[Reviewed by: Peter Marks]
I’ve stewed on this one for a while now, spending entire days playing it back to front. Forwards and backwards, altering the track listing… loud and then quiet. What I’ve come away with is a sense of euphoria, something I hadn’t been expecting from Western’s latest creation. To be sure, he’s gone outside the safe and established norms of electronic music before but it hasn’t been so immense in scope or detail previously. These last couple of years have seen him hitting the release schedule like a fiend and some of you may be wondering, what’s he got in the bag this time. With so many releases out has he begun to repeat himself or has that well run dry?
He’s barely begun to scratch the surface.
Vocals, guitars, heavy dub bass lines, exquisitely detailed sound design and riveting harmonies. All of this and more is up for grabs on ‘Longform’. We fans have truly been spoiled since his re-emergence in 2012 and his bandcamp has been more than generous with outtakes, demos and even dusted off work which pre-dates his solo debut ‘The Escapist’. What has also been happening is that Phil has been honing his song writing down to a finely precise point. He has reached the point where individual sounds are now so in-sync with what’s going on around them that the flow is seamless. The transitions from one part of a song like “Big Bear” are absolutely explosive.
There are even a couple of morsels thrown in from his digital output. Namely: “Dementhol”, “Morasmile”, “7 Steps” and a remix of “Voices Telling Me To Go” from the ‘Dementhol’, ‘Morasmile’ and ‘Melodium’ releases respectively. Surely this will prove enticement enough to get people hankering to go and purchase them. But even if that doesn’t do the trick, the new pieces on here definitely sell ‘Longform’ as an album in it’s own right. But there’s something more to this one than just synthetic sorcery executed at peak potency.
Phil’s album is also an acknowledgement that the days of the compact disc are well and truly about over. ‘Longform’ is nearly 90 minutes long and clearly was arranged and designed exclusively for digital and vinyl release. Now I know what early adopters most fans of electronic music are but for someone like myself who owns thousands of the damn things this is a significant event.
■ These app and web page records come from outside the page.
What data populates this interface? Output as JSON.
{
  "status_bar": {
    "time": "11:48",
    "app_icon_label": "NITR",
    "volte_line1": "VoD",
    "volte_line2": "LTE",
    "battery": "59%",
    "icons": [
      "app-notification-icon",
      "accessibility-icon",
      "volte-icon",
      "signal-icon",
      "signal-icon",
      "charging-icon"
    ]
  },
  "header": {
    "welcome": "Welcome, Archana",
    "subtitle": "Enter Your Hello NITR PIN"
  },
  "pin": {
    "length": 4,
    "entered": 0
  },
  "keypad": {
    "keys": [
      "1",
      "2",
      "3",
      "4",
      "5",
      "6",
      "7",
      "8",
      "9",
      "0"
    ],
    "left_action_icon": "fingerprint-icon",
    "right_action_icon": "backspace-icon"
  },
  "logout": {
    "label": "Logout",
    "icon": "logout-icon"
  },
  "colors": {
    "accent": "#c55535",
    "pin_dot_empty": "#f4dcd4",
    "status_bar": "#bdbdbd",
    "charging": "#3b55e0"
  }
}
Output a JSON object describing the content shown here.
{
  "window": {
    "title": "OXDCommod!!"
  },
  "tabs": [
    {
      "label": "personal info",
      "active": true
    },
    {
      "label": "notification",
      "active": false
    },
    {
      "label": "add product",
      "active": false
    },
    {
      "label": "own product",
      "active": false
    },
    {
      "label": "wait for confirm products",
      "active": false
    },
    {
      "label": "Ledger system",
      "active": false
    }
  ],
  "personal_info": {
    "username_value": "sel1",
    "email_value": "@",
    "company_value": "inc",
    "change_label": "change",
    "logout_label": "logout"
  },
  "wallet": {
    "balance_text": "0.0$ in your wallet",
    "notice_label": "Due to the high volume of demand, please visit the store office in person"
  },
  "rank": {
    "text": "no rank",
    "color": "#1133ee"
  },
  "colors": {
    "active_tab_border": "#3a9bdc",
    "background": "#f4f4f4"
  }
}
I’m not sorry to see them go. Western demonstrates yet again how aware of the times he is by doing this. You can be assured that in the coming days you’re going to witness more of this. Any backroom twenty-something “producer” could go digital, I’m sure, but for a guy who outfits his songs with such loving attention to detail this was a big step.
But back to the album at hand. There are daytime records and then there are those which don’t really come out to play until the sun goes down and what I’m hearing is decidedly in the latter category. So much variety in tone and tempo! His more direct compositions have a way of auguring into one’s head and staying there for hours if not days at a time. He sings on some of this, on other tracks the groove becomes what the entire song is about while elsewhere you find pure ambient bliss. Come play with us, truly. But make sure to pack a lunch because you’re going to be there for a while. As I write this, I’ve gotten lost in the woods yet again and interestingly enough I don’t mind at all.
I’m almost sorry I have to stop writing about ‘Longform’ because it is such a remarkable milestone for this guy. Yeah, sure, he’s been around for a while but unlike most of those who have he doesn’t just linger on regurgitating what you’ve heard before in some new and cynical iteration. This one creates because he simply must and if that means he drops off for years at a time to maintain integrity in his music then that’s what he’ll do. I just hope he knows how appreciative we are that he keeps coming back.
Phil Western – Longform
Rustblade Records, rbllp003
LP, Digital 2014